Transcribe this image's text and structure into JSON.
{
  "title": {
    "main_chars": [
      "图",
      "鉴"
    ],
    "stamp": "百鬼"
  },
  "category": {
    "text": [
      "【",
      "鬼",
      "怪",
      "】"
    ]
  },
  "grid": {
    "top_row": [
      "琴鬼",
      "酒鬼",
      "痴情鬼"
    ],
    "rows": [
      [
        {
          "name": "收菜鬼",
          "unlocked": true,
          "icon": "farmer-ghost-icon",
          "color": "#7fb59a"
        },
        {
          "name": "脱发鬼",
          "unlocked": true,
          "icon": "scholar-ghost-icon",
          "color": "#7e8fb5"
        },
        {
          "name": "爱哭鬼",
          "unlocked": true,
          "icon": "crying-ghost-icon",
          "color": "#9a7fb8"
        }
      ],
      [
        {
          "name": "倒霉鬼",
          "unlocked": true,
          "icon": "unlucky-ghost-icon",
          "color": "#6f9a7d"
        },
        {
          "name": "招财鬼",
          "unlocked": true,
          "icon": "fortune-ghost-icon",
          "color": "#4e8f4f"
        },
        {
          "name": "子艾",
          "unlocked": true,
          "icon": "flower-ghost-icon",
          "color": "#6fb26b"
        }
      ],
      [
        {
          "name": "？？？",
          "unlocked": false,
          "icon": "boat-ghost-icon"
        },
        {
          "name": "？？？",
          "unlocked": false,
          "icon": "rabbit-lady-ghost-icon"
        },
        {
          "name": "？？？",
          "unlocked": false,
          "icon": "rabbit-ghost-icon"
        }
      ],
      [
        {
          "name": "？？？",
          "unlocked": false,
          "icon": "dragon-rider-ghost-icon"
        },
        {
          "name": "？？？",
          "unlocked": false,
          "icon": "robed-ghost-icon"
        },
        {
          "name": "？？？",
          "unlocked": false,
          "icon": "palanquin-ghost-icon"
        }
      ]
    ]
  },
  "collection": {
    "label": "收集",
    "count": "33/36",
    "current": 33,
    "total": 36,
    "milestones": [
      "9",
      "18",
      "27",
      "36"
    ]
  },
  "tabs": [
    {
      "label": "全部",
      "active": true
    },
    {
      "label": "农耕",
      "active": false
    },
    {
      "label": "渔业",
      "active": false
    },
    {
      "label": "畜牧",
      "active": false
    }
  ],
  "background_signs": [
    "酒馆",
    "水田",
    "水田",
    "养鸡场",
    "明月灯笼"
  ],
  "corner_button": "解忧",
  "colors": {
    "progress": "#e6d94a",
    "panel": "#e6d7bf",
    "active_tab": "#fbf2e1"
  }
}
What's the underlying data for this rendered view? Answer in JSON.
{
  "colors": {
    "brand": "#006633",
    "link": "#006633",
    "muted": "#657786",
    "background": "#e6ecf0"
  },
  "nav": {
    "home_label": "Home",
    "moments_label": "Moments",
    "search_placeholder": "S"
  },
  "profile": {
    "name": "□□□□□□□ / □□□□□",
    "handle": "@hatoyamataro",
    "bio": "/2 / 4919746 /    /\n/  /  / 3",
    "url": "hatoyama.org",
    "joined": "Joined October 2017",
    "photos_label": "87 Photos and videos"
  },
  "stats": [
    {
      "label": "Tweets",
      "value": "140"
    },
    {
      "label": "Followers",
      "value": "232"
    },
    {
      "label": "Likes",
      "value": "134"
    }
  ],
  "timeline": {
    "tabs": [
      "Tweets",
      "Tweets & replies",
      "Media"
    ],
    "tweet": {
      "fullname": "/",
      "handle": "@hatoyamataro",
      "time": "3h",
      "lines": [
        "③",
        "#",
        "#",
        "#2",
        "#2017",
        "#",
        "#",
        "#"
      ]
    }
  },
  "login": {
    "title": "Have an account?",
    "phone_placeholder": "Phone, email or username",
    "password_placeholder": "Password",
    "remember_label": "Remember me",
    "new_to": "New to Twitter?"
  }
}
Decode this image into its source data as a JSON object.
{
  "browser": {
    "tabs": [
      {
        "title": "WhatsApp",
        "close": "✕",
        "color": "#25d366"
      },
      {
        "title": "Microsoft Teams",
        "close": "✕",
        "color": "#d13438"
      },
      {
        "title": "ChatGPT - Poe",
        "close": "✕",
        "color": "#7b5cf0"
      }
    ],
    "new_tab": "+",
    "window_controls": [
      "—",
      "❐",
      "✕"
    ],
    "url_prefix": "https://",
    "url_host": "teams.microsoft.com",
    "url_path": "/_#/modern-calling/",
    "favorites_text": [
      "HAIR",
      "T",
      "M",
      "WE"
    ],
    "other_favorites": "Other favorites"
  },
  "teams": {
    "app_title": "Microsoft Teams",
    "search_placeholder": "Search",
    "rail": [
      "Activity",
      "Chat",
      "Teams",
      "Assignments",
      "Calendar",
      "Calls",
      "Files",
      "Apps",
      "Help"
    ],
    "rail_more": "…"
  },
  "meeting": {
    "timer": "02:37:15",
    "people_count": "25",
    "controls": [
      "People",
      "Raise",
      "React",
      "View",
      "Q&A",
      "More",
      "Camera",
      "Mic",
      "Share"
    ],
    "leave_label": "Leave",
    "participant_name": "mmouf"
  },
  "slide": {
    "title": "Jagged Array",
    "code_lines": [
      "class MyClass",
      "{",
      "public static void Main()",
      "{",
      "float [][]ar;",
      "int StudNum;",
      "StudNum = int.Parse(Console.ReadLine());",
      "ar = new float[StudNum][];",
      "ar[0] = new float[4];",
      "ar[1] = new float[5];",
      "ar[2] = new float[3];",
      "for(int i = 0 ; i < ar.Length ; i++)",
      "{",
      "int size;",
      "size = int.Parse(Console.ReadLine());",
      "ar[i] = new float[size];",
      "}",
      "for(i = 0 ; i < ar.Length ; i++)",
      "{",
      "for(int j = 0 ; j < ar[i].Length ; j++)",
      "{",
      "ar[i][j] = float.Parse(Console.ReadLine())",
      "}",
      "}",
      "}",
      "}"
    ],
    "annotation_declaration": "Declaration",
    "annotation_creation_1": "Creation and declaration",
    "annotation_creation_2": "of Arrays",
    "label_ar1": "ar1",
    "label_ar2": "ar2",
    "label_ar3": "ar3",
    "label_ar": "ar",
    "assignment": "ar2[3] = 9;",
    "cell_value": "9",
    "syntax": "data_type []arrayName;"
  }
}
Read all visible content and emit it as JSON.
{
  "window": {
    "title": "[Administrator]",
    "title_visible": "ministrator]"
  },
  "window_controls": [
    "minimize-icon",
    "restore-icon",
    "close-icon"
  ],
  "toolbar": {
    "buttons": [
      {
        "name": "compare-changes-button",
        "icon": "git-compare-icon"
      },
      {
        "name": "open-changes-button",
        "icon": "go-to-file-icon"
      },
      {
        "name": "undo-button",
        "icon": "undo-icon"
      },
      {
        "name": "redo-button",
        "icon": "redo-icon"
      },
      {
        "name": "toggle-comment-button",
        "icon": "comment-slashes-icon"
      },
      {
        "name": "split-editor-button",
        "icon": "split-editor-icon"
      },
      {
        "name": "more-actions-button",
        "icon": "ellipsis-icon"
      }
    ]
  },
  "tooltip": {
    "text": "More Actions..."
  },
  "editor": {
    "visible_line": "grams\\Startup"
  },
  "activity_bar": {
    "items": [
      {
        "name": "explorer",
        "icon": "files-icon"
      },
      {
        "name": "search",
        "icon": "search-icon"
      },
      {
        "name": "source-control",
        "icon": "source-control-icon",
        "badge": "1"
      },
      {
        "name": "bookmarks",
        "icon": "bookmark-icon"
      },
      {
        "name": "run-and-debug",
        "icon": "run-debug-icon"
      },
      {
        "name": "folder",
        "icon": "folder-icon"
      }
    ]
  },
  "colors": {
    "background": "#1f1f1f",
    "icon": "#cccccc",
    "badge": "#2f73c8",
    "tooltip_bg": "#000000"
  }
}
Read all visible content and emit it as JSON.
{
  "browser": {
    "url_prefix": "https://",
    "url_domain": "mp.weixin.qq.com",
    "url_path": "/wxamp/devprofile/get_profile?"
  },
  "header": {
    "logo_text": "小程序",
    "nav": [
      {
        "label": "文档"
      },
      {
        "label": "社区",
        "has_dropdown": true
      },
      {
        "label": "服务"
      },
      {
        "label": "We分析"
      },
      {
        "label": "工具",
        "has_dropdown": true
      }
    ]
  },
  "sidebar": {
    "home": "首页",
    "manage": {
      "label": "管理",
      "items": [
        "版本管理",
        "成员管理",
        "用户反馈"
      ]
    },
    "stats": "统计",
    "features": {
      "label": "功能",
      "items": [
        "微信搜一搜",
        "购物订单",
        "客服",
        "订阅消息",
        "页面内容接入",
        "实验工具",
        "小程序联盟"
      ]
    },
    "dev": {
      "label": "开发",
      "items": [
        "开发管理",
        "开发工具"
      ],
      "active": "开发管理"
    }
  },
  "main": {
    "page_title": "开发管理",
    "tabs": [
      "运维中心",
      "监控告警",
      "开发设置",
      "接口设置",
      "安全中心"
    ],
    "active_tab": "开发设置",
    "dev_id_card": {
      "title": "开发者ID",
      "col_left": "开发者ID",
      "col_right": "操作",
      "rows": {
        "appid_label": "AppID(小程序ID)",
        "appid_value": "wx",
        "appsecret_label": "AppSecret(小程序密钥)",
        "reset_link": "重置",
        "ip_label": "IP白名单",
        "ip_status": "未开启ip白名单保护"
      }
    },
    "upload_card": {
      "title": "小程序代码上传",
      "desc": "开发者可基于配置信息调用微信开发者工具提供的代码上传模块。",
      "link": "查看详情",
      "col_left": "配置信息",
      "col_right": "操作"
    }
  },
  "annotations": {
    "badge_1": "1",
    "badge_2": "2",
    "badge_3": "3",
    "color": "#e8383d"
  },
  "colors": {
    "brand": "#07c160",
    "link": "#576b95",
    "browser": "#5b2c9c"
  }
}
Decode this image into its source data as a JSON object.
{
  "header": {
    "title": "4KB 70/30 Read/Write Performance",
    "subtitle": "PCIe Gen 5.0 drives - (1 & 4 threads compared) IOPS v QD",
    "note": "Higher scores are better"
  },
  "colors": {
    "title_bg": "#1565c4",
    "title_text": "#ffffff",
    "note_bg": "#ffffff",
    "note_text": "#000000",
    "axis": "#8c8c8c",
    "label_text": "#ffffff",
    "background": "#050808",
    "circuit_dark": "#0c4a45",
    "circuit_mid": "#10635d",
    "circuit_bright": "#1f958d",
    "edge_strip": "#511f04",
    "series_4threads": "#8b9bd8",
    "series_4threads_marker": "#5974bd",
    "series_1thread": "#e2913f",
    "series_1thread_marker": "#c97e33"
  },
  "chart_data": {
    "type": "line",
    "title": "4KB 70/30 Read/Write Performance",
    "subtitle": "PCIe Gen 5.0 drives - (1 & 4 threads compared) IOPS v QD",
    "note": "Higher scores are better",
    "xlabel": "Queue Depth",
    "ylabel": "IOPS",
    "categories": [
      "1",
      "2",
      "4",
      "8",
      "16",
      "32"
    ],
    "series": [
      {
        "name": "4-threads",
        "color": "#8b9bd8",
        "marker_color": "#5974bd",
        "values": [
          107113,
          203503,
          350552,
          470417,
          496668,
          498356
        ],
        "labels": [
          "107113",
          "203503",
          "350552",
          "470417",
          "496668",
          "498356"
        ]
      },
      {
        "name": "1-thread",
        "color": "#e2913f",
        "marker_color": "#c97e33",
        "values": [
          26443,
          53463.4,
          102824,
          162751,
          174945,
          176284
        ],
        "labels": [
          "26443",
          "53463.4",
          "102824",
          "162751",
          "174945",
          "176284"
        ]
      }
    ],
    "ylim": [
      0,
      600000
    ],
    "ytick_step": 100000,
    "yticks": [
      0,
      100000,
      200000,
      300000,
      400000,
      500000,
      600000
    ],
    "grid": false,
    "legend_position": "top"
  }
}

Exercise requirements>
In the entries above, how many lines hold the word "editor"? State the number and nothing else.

Solution to this task>
3